We haven’t had rain for months and it was hot the previous day‚ so when the strong winds started‚ we knew that we should be on high alert.
Ironically‚ a level 1 drought warning was issued on Wednesday. I also recently tore the ligaments in my foot‚ so I have very limited mobility and am using crutches.
In the darkness, we went to sleep and woke up at around midnight with hectic 50km/h winds raging outside our windows and rattling our roof.
The roof access hatch was violently banging‚ an emergency NSRI (National Sea Rescue Institute) siren was sounding across the town for what seemed like a very long time and‚ while my four-year-old daughter slept‚ I started to pack.
A few weeks ago‚ a friend’s house burnt down. She told me that she’d had 20 minutes to grab her essential belongings and flee the property — so I knew I’d better be prepared.
I don’t have content insurance‚ so I took some family heirlooms and some of my daughter’s favourite dolls. I took the passports‚ some jeans and jerseys‚ hiking shoes and Wellington boots.
I couldn’t resist taking an expensive dress that was hanging in my closet — though if I’d had less time I know I would have left it. With the help of my domestic worker‚ Sarah Chatora‚ we packed the car to capacity.
We felt like refugees fleeing some violent coup. By then‚ the approaching fire had burnt down the cell phone towers so communication was difficult.
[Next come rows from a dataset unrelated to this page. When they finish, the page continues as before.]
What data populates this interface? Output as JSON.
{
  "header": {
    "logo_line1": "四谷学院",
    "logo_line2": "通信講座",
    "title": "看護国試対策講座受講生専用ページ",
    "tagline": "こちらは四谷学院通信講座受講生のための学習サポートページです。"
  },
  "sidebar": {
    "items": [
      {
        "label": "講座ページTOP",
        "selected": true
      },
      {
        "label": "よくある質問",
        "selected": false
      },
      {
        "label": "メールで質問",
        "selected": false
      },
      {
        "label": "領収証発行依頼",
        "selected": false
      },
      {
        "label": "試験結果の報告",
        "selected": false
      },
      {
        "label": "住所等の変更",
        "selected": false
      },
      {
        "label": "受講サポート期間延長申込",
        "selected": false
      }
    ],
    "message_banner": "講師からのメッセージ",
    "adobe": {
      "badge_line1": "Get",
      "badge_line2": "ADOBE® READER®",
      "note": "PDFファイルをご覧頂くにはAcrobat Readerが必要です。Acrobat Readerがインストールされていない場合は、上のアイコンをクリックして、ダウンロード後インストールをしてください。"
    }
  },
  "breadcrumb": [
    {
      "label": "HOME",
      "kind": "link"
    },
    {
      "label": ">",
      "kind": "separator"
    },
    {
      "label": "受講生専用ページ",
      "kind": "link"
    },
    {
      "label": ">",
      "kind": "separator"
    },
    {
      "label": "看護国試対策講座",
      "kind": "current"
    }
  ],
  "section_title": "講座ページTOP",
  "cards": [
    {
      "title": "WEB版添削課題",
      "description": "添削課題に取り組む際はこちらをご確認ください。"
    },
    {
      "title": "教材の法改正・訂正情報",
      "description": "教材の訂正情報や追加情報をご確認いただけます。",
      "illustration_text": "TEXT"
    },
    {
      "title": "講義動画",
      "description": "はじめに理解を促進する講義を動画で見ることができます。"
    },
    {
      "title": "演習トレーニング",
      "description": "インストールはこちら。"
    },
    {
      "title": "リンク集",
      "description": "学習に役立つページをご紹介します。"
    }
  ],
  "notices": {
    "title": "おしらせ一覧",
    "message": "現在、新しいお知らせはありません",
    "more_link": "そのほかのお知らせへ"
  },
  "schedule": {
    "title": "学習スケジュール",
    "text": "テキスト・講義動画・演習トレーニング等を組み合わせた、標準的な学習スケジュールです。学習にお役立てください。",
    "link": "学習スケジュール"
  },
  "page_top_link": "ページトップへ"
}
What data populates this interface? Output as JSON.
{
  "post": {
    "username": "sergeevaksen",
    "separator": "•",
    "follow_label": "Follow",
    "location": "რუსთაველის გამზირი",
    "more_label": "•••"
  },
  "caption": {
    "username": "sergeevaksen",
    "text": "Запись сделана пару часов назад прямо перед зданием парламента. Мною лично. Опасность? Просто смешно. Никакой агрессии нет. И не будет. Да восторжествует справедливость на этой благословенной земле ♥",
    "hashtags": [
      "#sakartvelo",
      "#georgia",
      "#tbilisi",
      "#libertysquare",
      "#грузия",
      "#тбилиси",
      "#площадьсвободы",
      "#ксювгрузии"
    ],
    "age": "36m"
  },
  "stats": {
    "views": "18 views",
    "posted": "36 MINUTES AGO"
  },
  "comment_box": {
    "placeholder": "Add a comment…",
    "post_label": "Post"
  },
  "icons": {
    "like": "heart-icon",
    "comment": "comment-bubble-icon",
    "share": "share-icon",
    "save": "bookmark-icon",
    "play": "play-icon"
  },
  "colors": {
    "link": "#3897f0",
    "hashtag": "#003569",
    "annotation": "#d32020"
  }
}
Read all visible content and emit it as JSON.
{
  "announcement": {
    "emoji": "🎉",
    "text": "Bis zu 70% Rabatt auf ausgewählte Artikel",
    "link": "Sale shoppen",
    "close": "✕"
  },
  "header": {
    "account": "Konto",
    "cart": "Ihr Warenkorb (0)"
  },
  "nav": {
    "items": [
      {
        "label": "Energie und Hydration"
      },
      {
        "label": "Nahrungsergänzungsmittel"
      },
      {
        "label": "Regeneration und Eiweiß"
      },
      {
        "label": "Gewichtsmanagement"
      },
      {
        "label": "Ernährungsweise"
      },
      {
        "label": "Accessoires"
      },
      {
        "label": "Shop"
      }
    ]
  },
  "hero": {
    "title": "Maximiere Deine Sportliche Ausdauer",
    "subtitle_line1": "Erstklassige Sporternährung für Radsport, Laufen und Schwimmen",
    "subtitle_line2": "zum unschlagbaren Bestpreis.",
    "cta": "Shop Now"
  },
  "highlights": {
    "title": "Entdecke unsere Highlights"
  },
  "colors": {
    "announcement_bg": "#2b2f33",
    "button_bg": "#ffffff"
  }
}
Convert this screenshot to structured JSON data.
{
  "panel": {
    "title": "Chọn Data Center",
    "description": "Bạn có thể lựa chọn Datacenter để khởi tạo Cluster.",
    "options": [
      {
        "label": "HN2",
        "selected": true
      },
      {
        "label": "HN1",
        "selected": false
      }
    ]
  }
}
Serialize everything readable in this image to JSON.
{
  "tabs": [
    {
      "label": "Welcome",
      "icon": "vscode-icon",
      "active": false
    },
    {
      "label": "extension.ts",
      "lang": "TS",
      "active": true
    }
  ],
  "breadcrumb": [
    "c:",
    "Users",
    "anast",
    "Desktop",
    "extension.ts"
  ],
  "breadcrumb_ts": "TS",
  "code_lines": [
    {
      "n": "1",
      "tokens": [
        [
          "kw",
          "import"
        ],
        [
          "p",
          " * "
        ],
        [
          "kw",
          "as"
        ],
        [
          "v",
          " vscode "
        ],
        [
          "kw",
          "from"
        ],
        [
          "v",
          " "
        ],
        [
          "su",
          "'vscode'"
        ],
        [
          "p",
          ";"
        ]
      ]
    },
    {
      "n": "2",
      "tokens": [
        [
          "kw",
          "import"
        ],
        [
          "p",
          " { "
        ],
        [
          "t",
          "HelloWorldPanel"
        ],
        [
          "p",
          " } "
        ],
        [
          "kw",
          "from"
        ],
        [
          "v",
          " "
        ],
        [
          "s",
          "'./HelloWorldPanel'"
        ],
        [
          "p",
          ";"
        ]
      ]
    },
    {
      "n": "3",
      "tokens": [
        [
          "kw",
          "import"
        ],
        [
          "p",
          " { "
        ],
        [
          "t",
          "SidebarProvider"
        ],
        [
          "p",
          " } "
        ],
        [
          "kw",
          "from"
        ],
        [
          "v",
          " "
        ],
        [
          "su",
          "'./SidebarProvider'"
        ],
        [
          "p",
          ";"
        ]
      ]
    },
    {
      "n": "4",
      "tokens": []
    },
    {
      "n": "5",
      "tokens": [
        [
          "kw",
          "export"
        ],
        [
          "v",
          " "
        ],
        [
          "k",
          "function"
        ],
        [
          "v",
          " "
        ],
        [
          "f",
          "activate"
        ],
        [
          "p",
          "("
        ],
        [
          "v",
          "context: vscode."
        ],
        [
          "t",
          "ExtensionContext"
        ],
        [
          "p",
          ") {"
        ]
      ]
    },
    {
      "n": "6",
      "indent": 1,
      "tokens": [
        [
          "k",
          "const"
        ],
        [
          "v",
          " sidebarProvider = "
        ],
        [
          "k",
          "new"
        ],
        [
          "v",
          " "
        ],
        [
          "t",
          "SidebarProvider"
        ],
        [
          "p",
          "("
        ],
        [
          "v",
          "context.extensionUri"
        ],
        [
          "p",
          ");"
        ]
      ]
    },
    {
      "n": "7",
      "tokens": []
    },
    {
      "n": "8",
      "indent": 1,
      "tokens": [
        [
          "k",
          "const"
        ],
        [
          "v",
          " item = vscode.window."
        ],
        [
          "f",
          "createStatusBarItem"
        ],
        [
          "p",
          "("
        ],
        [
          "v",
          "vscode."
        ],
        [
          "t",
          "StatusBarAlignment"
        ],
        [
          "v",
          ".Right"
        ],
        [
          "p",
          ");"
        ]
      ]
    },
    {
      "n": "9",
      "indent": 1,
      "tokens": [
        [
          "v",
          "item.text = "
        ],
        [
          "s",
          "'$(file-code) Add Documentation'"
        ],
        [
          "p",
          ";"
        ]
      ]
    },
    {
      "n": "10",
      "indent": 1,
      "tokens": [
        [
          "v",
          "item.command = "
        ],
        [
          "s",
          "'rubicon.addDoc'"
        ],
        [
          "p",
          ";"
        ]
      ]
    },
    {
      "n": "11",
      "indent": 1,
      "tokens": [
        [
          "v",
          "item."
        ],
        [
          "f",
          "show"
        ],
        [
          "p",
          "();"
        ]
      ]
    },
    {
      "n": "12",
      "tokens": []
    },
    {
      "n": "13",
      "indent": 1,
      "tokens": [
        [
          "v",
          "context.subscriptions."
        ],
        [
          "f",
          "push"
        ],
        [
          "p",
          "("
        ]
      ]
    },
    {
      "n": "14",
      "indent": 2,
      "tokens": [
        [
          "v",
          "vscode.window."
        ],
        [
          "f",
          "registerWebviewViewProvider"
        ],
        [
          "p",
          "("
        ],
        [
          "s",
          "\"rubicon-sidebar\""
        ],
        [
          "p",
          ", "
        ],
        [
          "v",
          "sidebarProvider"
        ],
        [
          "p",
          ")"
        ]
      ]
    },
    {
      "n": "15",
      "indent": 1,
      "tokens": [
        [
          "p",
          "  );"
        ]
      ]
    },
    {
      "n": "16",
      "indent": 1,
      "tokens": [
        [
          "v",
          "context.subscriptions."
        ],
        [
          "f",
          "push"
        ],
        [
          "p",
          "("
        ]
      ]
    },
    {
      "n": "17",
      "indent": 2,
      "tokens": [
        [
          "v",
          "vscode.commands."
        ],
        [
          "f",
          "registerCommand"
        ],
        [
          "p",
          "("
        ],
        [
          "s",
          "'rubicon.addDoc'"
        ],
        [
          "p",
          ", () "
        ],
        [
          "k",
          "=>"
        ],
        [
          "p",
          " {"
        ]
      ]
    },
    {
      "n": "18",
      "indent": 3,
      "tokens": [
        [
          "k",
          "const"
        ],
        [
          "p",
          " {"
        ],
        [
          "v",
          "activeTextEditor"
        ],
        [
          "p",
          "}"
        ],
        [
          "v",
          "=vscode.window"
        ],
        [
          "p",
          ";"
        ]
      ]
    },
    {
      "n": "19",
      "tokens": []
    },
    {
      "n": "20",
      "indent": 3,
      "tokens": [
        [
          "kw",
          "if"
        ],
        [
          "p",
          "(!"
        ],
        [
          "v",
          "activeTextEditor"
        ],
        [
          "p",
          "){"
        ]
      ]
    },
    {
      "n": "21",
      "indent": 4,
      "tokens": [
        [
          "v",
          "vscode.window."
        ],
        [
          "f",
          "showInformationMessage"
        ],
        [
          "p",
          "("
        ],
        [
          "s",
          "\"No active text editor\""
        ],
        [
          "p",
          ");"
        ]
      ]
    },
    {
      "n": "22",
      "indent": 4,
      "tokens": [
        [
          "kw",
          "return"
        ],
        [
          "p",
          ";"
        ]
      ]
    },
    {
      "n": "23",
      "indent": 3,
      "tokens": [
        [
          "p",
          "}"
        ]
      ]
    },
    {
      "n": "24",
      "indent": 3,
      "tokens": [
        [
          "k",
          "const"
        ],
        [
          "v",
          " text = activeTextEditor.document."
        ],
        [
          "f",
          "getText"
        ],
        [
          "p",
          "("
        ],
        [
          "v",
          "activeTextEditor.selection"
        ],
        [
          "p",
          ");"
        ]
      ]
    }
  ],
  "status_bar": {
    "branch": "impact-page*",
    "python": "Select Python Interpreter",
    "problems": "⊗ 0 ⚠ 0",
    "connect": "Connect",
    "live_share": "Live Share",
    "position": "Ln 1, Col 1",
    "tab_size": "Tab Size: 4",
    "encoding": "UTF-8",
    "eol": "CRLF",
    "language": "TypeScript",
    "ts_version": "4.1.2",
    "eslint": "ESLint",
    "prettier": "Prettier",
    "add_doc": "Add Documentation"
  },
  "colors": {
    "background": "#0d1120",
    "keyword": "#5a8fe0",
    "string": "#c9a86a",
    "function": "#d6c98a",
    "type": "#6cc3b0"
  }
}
I managed to contact a friend who lived just below Whale Rock Ridge. She said the fire was very close and she was leaving with her two young kids and going to stay with family further away.
Later I heard that the whole of Whale Rock was evacuated. She added me to a WhatsApp group residents had started which had a ‘‘point” person informing members of the movements of the fire and when each street should evacuate.
The air was thick with smoke and the sky was an eerie orange. From the WhatsApp group, I learned that the fire had already burnt most of the Robberg Peninsula. At about 3:30 the wind changed and the fire leapt across Solar Beach burning down luxury beach houses as it moved closer to us. The Qolweni township was in the fire’s path too.
Emergency stations were quickly set up on the edge of the forest where it meets the township. A response unit was set up at the community hall but when the fire got too close to that building it was moved to Plett Primary School. I felt panicked as I watched the fire getting closer and a friend phoned at 6:30am and said that it was time to move.
I put the cat in a box‚ got dressed and told my daughter that we were going on an adventure. Leaving the house‚ and trying to drive‚ in pain and with a moon boot‚ I was anxious because I didn’t really know which parts of the town were safe.
It felt like a refugee wasteland — soot coming down from the sky‚ the feeling of smoke in our lungs and the sense that the whole town was watching the sky‚ praying for rain. When we got to Main Road there was a sharp polarity‚ people seemed like they were going about their everyday lives — if you ignored the smoke.
There were even tourists taking pictures of the lagoon which looked beautiful‚ reflecting the orange sky. At the evacuation point people were arriving in their pyjamas.
I realised that many friends had lost their houses. Conspiracy theories were flying around. People were saying that 26 fires had been set simultaneously.
One person on the group said that he’d seen a man trying to set a fire. I asked why — for looting‚ was the answer. I learnt that my friends Stuart Palmer and Rhian Berning’s house had burnt down. It was recently featured in the cover of the Sunday Times Home Weekly.
Friends that own the Cairnbrogie farm on Airport Road spent the night chopping down their trees to try and save their cows. Later‚ on Thursday morning, rain began to fall and the smoke cleared. The rain put out the fires but they’re still smouldering. Last night was another night of high alert.
*Emma Jordan is a writer who lives in Plettenberg Bay with her four-year-old daughter.